Very good recipe; My mom says "Don't change a thing!" But I have some suggestions on making it even better. This was my first attempt at fudge, and it was so easy--a real plus for that reason. But I didn't think it was as tasty as it could have been. When I made it a second time, I used half granular sugar and half brown sugar (3/4 cup of each). Also used 2 t. maple extract, instead of 1 1/2 t. This simple variation made for more of a maple taste and less of a white chocolate taste. Also a couple hints for those who are having trouble with it not forming up the way it should: (1) I found that it had to boil longer than 5 minutes.
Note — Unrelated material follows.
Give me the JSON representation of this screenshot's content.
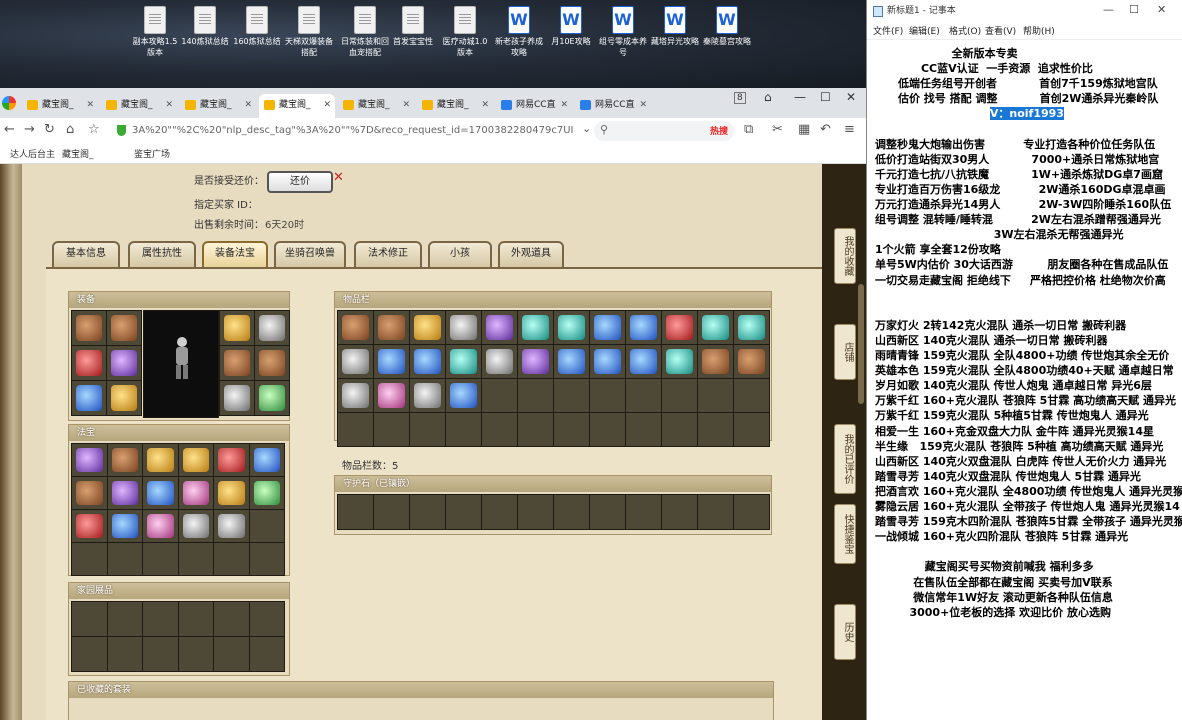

I boiled it 8 or 9 minutes, stirring constantly. You want it to reach to "soft ball" stage. You don't need a candy thermometer. Just drop a bit of the boiling mixture from a spoon into a glass of cold water. If it forms into small rould balls at the bottom of the glass, you're all set. If not, boil it a minute longer and try again. (2) Get the marshmallows, white chocolate, extract, and nuts all measured out and ready to go so you can dump it in quickly and begin stirring right away as soon as you remove the boiling mixture from the heat. Stir as vigorously as posssible, but if it starts to become too difficult to stir or starts to become granular, return it to the burner (which will still be warm) while stirring. It will soften right back up and become smooth and satiny. Don't leave it on the heat for more than 30 seconds at a time, though.


Flavor was nice, but I'd use more maple extract next time. Instead of garnishing the fudge with walnut halves, I doubled the chopped walnuts inside the fudge. And unless you like your fudge wafer thin, use an 8x8 pan. I trusted the recipe (unfortunately) and poured the fudge into a 13x9 pan. I realized the fudge was incredibly thin (I'm used to SQUARES of fudge, not WAFERS of fudge!!!) so I quickly removed the foil & fudge from the 13x9 pan and smushed it into an 8x8 (not an easy task since the fudge was cooling and thickening.) Wish the recipe had stated an 8x8 pan - it sure would have made for a more pleasant experience. I gave it 4 stars instead of 5 because who wants fudge wafers?? I've never seen flat fudge in fudge shops!!!!

Season Gardner Moore

This recipe was delicious and so easy to make. I'm not even the biggest maple flavor fan but I can't stop eating the stuff! I suggest a 8x8 or 9x9 pan unless you want very thin fudge. I also use a bit more maple flavoring than suggested or you will taste the white chocolate. Someone mentioned foil getting stuck to the fudge - if you cut it with the foil underneath this will happen. I pulled the entire fudge out and peeled the foil off in a sheet, before cutting the peices. I then stored the pieces with wax paper in between in the refridgerator.